8/9/2015: My understanding is that UO administration bargainer Bill Brady has said that the reason full professor pay for some UO departments lags the AAU averages is that some UO departments just aren’t that good. So I got curious if there was a correlation between UO department quality and pay.
The horizontal axis is the National Research Council’s 2010 ranking of UO PhD programs, see below for methodology. The vertical axis is average pay for UO full professors by department as a percentage of average pay at AAU publics for 2014-15. From UO IR, here.
I’m no econometrician, but the slope coefficient looks like zero to me. And lets not talk about the variance. There’s probably better data for department rankings but I doubt it changes the conclusion much: whatever system the UO administration is using to set faculty pay, it’s not about quality.
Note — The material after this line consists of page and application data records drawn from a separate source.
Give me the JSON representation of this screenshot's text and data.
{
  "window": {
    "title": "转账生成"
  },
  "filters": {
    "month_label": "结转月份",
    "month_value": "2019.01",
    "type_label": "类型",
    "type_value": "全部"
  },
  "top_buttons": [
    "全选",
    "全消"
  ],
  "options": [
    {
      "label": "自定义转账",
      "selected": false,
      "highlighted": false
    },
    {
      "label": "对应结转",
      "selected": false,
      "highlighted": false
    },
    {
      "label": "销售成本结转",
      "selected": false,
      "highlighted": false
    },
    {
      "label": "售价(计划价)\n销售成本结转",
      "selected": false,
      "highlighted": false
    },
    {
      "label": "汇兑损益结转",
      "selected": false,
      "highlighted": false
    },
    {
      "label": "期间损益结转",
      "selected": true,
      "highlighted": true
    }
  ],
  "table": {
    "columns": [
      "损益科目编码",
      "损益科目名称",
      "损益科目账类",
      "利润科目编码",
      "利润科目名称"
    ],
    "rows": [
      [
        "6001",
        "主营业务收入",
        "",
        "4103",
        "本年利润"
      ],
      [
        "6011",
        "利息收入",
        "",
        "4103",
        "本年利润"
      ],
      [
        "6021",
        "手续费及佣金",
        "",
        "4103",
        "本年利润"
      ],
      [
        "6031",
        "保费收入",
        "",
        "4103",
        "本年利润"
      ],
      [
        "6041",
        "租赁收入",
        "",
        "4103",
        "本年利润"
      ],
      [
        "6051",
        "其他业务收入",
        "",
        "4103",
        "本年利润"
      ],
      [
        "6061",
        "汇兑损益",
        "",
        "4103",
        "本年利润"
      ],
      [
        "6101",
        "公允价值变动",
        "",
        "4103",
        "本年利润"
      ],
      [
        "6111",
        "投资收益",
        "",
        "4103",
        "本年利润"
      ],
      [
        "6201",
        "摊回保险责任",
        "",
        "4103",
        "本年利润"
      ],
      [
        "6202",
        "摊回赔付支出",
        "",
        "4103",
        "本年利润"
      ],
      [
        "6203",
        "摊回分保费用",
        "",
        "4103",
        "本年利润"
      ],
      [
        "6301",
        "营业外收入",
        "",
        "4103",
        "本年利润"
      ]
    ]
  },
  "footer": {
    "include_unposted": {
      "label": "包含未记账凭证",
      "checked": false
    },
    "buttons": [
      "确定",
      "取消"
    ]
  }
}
The National Research Council rankings were released in 2010, the data was from 2007. Quoting from a description of the methodology here, “The NRC used 20 variables that it considers “indicators of program quality.” Variables include measures of faculty research activity, student support and outcomes, and faculty and student demographics. The indicators come from the extensive data provided by the institutions themselves as well as some data collected by the NRC (e.g., faculty awards, publications, and citations).” US News has more recent rankings for departments, but in contrast to their data driven undergrad rankings, the grad rankings are crap – entirely reputational, and the survey has simplistic questions and very low response rates. UO has current data on productivity from Academic Analytics by department (and faculty member) for ourselves and comparators, but the UO administration has chosen to keep even the UO department data secret. Maybe the administration’s bargaining team will show it at Wednesday’s bargaining session though, in an effort to justify their low-ball raise proposal?
9/29/2010: Idiots guide to NRC rankings of graduate programs:
UO Institutional Research has posted a spreadsheet of UO’s NRC rankings here. If you use the numerical ratings alone (i.e. ignore the reputational survey) and use the midpoint of their confidence range, then divide by the number of programs evaluated in that discipline, you get a crude percentile rank. Here’s that data for UO. So our Psych department is doing the best of all UO departments, at 16%. 11 of our 21 programs are at or above the 50th percentile in their field. Not bad for a university that continues to pay its full professors 84% of the average, and which spends 63% 63.25% of the average on research.
Note that the NRC only bothers to evaluate a subset of the best PhD granting programs, and these percentiles are relative to that subset, so showing up on the list at all is not too shabby an accomplishment.
|57%||Communication and Society|
|77%||Computer and Information Sciences|